Friendliness, humility, courage, taking responsibility…sounds refreshing, doesn’t it?
Thank you for reading!
Here’s a quote I picked up in Michigan when Juan and I were visiting the north peninsula:
We’re all a quarter turn away from where we want to be.
Just a small adjustment, a slight fine-tuning. A mere quarter turn? No way, I thought, a catchy thing to say, but in reality not that easy.
Then today I accidentally did it! I discovered I was just a quarter turn away from where I wanted to be. I made an adjustment and a big arc opened up, Smoother, less effort, more power. The type of change that if only I had known about it from the beginning so many things would be so much easier.
I am talking about my golf club grip. OK, if you are not a golfer, bear with me: The grip is the way one's hands clasp the golf club. The correct grip gives your golf swing more strength and accuracy. Over time mine had gradually shifted to a more comfortable (lazier) grasp but as a result my strokes had become increasingly terrible, hacking and topping the ball, and this made playing more and more frustrating.
So this morning I took just a 30-minute lesson from a pro and with one small adjustment my drives, pitches and chips (different lengths of a stroke) are better. And what’s funny is that I’d prepared for the lesson by dissecting my golf challenges into nine different questions, thinking that each would need a separate answer. Nope, all nine questions taken care of with one solution: My grip.
I’m trying out a similar single-shot, quarter-turn adjustment with my writing routine. Last week’s newsletter came out after an unintentional 5-week break when other obligations got in the way. In searching for a solution to try to avoid this happening in the future I came across a practice called Morning Pages by Julia Cameron, author of The Artist's Way. Cameron claims that the bedrock of creativity is a daily practice of writing three pages every morning by longhand. There are no rules. You can be whiny, get stuff off your chest, bubble with blessings or nothing at all — it’s stream of consciousness and anything goes. So far, I really like it. Because it turns out you can’t really write about nothing for three pages. Or, as Cameron writes: "The second page-and-a-half comes harder, but often contains pay dirt."
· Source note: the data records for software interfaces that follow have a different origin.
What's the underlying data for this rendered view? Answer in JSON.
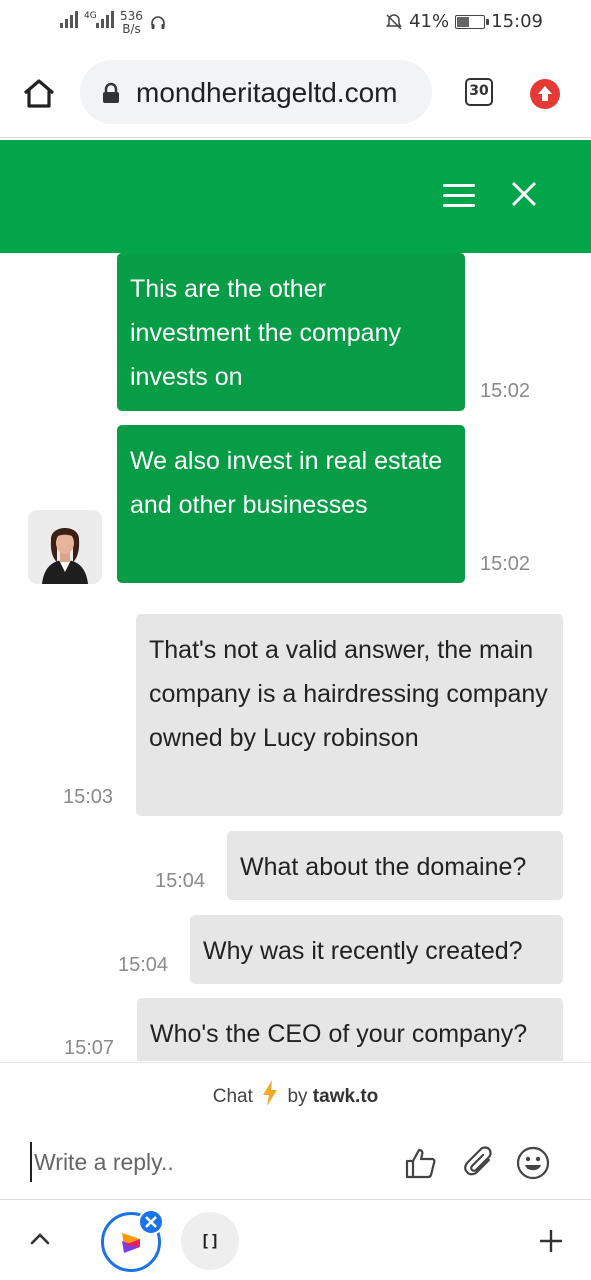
{
  "status_bar": {
    "network": "4G",
    "speed_value": "536",
    "speed_unit": "B/s",
    "battery": "41%",
    "battery_level": 0.41,
    "time": "15:09"
  },
  "browser": {
    "url": "mondheritageltd.com",
    "tab_count": "30"
  },
  "chat": {
    "messages": [
      {
        "from": "agent",
        "text": "This are the other investment the company invests on",
        "time": "15:02"
      },
      {
        "from": "agent",
        "text": "We also invest in real estate and other businesses",
        "time": "15:02"
      },
      {
        "from": "visitor",
        "text": "That's not a valid answer, the main company is a hairdressing company owned by Lucy robinson",
        "time": "15:03"
      },
      {
        "from": "visitor",
        "text": "What about the domaine?",
        "time": "15:04"
      },
      {
        "from": "visitor",
        "text": "Why was it recently created?",
        "time": "15:04"
      },
      {
        "from": "visitor",
        "text": "Who's the CEO of your company?",
        "time": "15:07"
      }
    ],
    "branding": {
      "chat_label": "Chat",
      "by_label": "by",
      "brand": "tawk.to"
    },
    "reply_placeholder": "Write a reply..",
    "colors": {
      "header": "#02a54a",
      "agent_bubble": "#079c46",
      "visitor_bubble": "#e6e6e6"
    }
  },
  "bottom_nav": {
    "bracket_label": "[]"
  },
  "icons": [
    "home-icon",
    "lock-icon",
    "tabs-icon",
    "update-icon",
    "menu-icon",
    "close-icon",
    "thumbs-up-icon",
    "paperclip-icon",
    "emoji-icon",
    "chevron-up-icon",
    "plus-icon"
  ]
}
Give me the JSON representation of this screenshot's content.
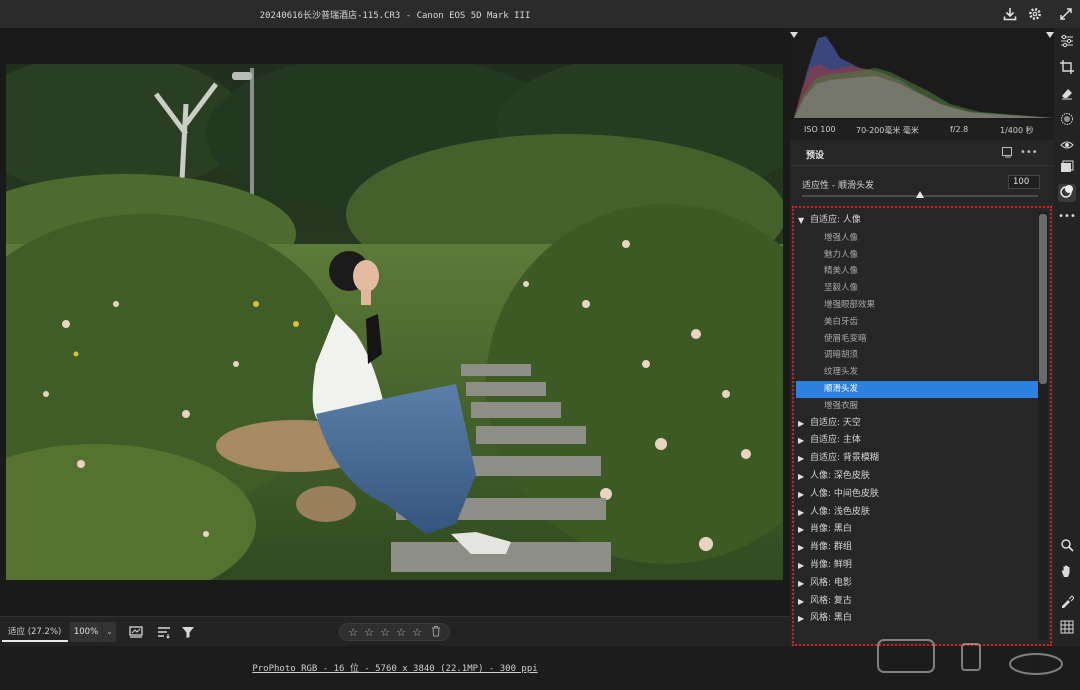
{
  "window": {
    "title": "20240616长沙普瑞酒店-115.CR3 -  Canon EOS 5D Mark III"
  },
  "titlebar_icons": [
    "download-icon",
    "gear-icon",
    "expand-icon"
  ],
  "histogram": {
    "iso": "ISO 100",
    "lens": "70-200毫米 毫米",
    "aperture": "f/2.8",
    "shutter": "1/400 秒"
  },
  "presets": {
    "title": "预设",
    "amount_label": "适应性 - 顺滑头发",
    "amount_value": "100",
    "amount_fraction": 0.5,
    "groups": [
      {
        "label": "自适应: 人像",
        "expanded": true,
        "items": [
          {
            "label": "增强人像",
            "selected": false
          },
          {
            "label": "魅力人像",
            "selected": false
          },
          {
            "label": "精美人像",
            "selected": false
          },
          {
            "label": "坚毅人像",
            "selected": false
          },
          {
            "label": "增强眼部效果",
            "selected": false
          },
          {
            "label": "美白牙齿",
            "selected": false
          },
          {
            "label": "使眉毛变暗",
            "selected": false
          },
          {
            "label": "调暗胡须",
            "selected": false
          },
          {
            "label": "纹理头发",
            "selected": false
          },
          {
            "label": "顺滑头发",
            "selected": true
          },
          {
            "label": "增强衣服",
            "selected": false
          }
        ]
      },
      {
        "label": "自适应: 天空",
        "expanded": false,
        "items": []
      },
      {
        "label": "自适应: 主体",
        "expanded": false,
        "items": []
      },
      {
        "label": "自适应: 背景模糊",
        "expanded": false,
        "items": []
      },
      {
        "label": "人像: 深色皮肤",
        "expanded": false,
        "items": []
      },
      {
        "label": "人像: 中间色皮肤",
        "expanded": false,
        "items": []
      },
      {
        "label": "人像: 浅色皮肤",
        "expanded": false,
        "items": []
      },
      {
        "label": "肖像: 黑白",
        "expanded": false,
        "items": []
      },
      {
        "label": "肖像: 群组",
        "expanded": false,
        "items": []
      },
      {
        "label": "肖像: 鲜明",
        "expanded": false,
        "items": []
      },
      {
        "label": "风格: 电影",
        "expanded": false,
        "items": []
      },
      {
        "label": "风格: 复古",
        "expanded": false,
        "items": []
      },
      {
        "label": "风格: 黑白",
        "expanded": false,
        "items": []
      }
    ]
  },
  "statusbar": {
    "fit_label": "适应 (27.2%)",
    "zoom_value": "100%",
    "rating_stars": 5
  },
  "footer": {
    "file_info": "ProPhoto RGB - 16 位 - 5760 x 3840 (22.1MP) - 300 ppi"
  },
  "toolstrip": [
    "edit-sliders-icon",
    "crop-icon",
    "eraser-icon",
    "masking-icon",
    "redeye-icon",
    "presets-icon",
    "snapshots-icon",
    "more-icon",
    "zoom-icon",
    "hand-icon",
    "sampler-icon",
    "grid-icon"
  ],
  "colors": {
    "selection": "#2d7fe0",
    "annotation_border": "#d42020",
    "panel_bg": "#262626"
  }
}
So, I’m not sure this is pay dirt but here’s a bit from a Morning Page, the new quarter-turn exercise I’m trying.
I’ve often felt pressure that mastery needs to be the goal of activity but recently I’ve been freed by the idea that an activity could simply be exposure to a new experience. As an example, Murray in Boston (older senior now retired, 30 years and counting) told me that he’d just returned from a language school in Aix en Provence where he took French classes for two weeks. He’d go to class in the mornings, lunch with classmates, take a nap, do homework and then try out a different restaurant every night for dinner — all for the fun of being in a new place and learning a language. He said offhandedly, “Maybe next year I’ll go to Lisbon and learn some Portuguese.” His motive is simply to have some experiences, not mastery.
I love this idea of not getting caught with unfinished business. For example I’ve always thought that I need to return to some activities and skills because I’d gotten rusty, such as playing the piano or speaking Spanish. Yet, mastery is a high standard and takes prioritizing with time and practice, which means I put them off for “some day when I have more time.” This idea of simply trying things out has opened up a whole new world of permission: Instead of rewarming my Spanish, I could learn German or Arabic! Instead of restarting the piano, I could take lessons to play a guitar or recorder. You know they’ll be complementary somehow… wouldn’t it be fun to find out how.
Perhaps you’re just a quarter turn away from where you want to be?
Here’s to trying a little twist this week,